By R. Brent Lyles, Sharon Negri and Julie Marshall
Sunday marks the first anniversary of the death of P-22, a most beloved mountain lion who lived among Angelenos in Griffith Park for more than a decade.
P-22 lived life large as a celebrity bachelor feline, although he probably didn’t care much about Hollywood glamour. He was photographically captured by National Geographic amid the starry night’s Hollywood sign.
This was a lion who brought stalwart wildlife biologists to tears when they talked about his life and legacy: The legend of P-22 continues to grow, and his spirit lives on in a documentary, public art installations, and an exhibit at the Natural History Museum of L.A. County, just to name a few. In fact, P-22 became famous well beyond his home state, and he’s still talked about with love and appreciation across the country and around the world.
The protections demanded by Angelenos for P-22 provide much-needed inspiration for those of us fighting to protect P-22’s extended family throughout the American West. Mountain lions are being treated with the most egregious disrespect and cruelty seen since the wildlife persecution era, more than a century ago. Angelenos accepted a mountain lion to live among them in a relatively small urban space, but wildlife policymakers in most Western states have become much less welcoming — in fact, many policymakers are brazenly hostile toward mountain lions naturally existing on vast wild landscapes across the West.
This year in Utah, lawmakers succeeded in calling for an all-out war on mountain lions, allowing them to be randomly killed as well as caught in snares, often just for fun, at any time of year. Utah’s entire population could be wiped out in just a few years, conservationists say. Similarly, Idaho opened the floodgates to increased recreational hunting with just two months of reprieve for apex carnivores, who will be increasingly chased down by packs of dogs. Hounding is allowed in nearly every state that allows this kind of ethically dubious hunting. It’s little different from shooting a mountain lion in a cage, since once the hounds chase a lion up a tree, the cat is helpless to escape being shot at close range and falling to his or her death.

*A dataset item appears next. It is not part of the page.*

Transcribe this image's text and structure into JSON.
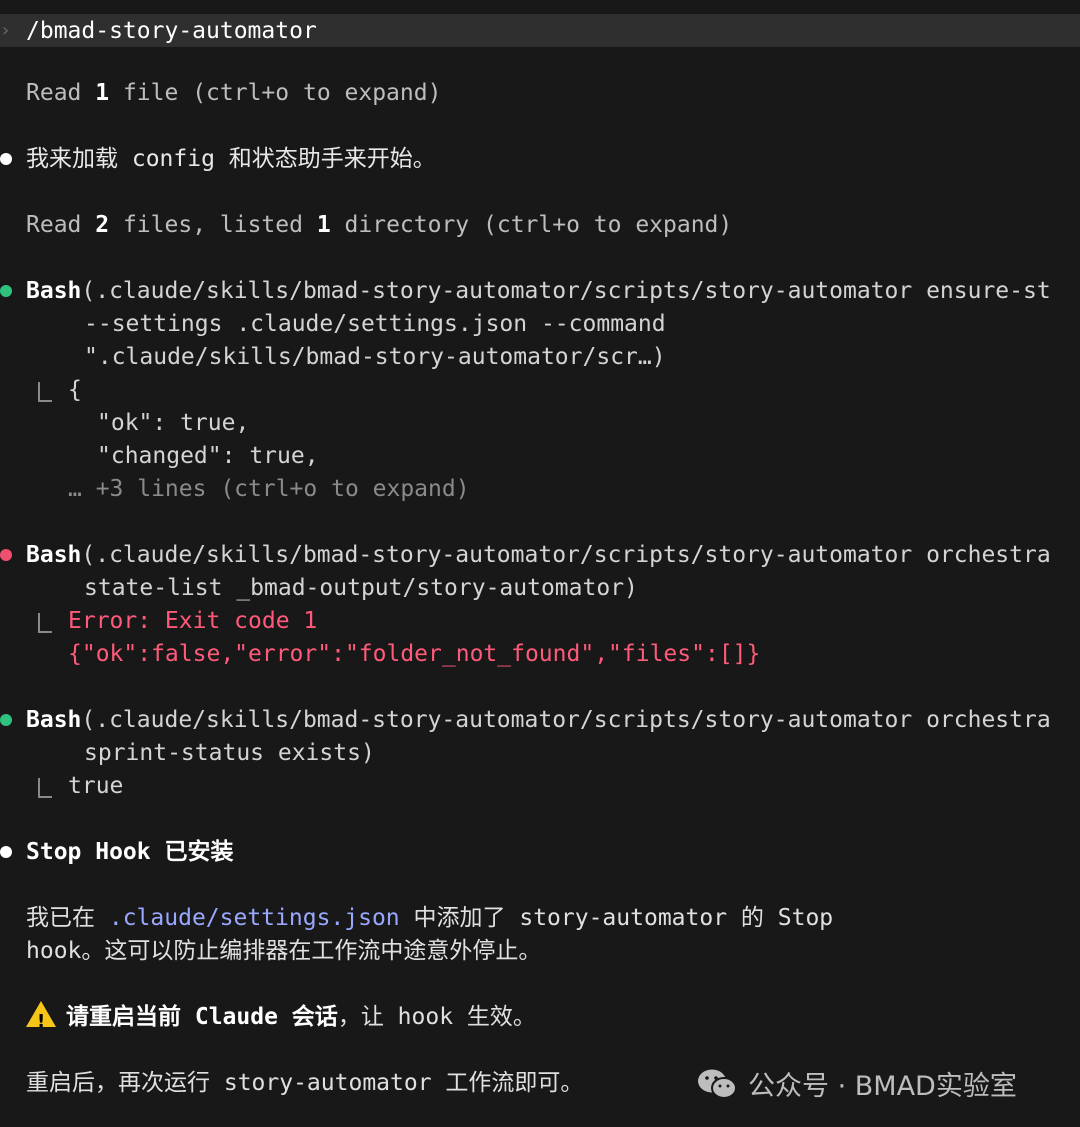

Other states are simply choosing to disregard the best science of basic lion ecology, stick their heads in the proverbial sand and pretend that new and valuable research doesn’t exist. South Dakota is considering accepting a lowered population of lions on the landscape in exchange for more hunting opportunities, for little reason other than that it’s a fun activity for a minority of people who primarily want to collect trophies (a head and a hide). It’s fundamentally no different from trophy hunting the African lion.
Washington state recently increased lion hunting after elk populations were reduced by extreme weather and wildfire. Montana and Wyoming are similarly using declining mule deer as excuses to boost lion killing as recreation. Our best collective research has laid to rest the idea that less lions equals more ungulates. Nature is never a simple math equation, but rather a complex and biodiverse system where wildlife is impacted by weather, disease, development, drought, habitat loss and many other multiple factors that demand consideration, rather than scapegoating a single species.
In contrast, there is great hope in Colorado as citizens of that state are looking to follow in California’s footsteps by banning trophy hunting of its mountain lions (as well as trapping bobcats) with a 2024 ballot measure called Cats Aren’t Trophies (catsarenttrophies.org). And in Florida, federal officials proposed a large wildlife refuge to protect mountain lion habitat near the Everglades, and they are acquiring land to provide safe crossings from south Florida to Georgia. We need this hope, because today with the regressive policies and permissive exploitation of mountain lions across the West, we are not only failing morally, but we are causing great harm to whole ecosystems at a precarious time.
Today we know better, and we can do better. We know that mountain lions are sentient and shy, elusive creatures who would rather avoid humans altogether. New and exciting research shows us that lions provide unique ecological services as apex carnivores, benefiting at least 500 other species. Mountain lions are a key to climate resiliency and to stopping the biodiversity losses that are happening everywhere we look. Some research has even indicated that lions selectively target deer infected with chronic wasting disease (CWD), an insidious infection without a cure that is rapidly spreading across the country, ravaging deer populations, and threatening wildlife and potentially humans. CWD was even recently detected inside Yellowstone for the first time.
On Sunday we celebrate the remarkable life of one lion named P-22. His light still shines brightly in the memories of those of us who live in lion country and yearn for a future where mountain lions are protected, as he was. We envision a world where mountain lions are not villainized and killed for fun and under false pretense. It’s ironic that P-22 was so warmly welcomed into a world of neighborhoods and freeways, while others of his kind, trying to exist in their wild places, are being ruthlessly rooted out from their natural homes. In the name of P-22, we must keep fighting to end the cruel and unnecessary killing of lions for trophies, for the welfare of humanity and for the health of the planet.
R. Brent Lyles is Executive Director of the Mountain Lion Foundation, which is based in Sacramento, California. Sharon Negri is director of WildFutures and lives in Northern California. Julie Marshall is National Communications Coordinator for Animal Wellness Action and the Center for a Humane Economy, based in Washington DC, and lives in Colorado.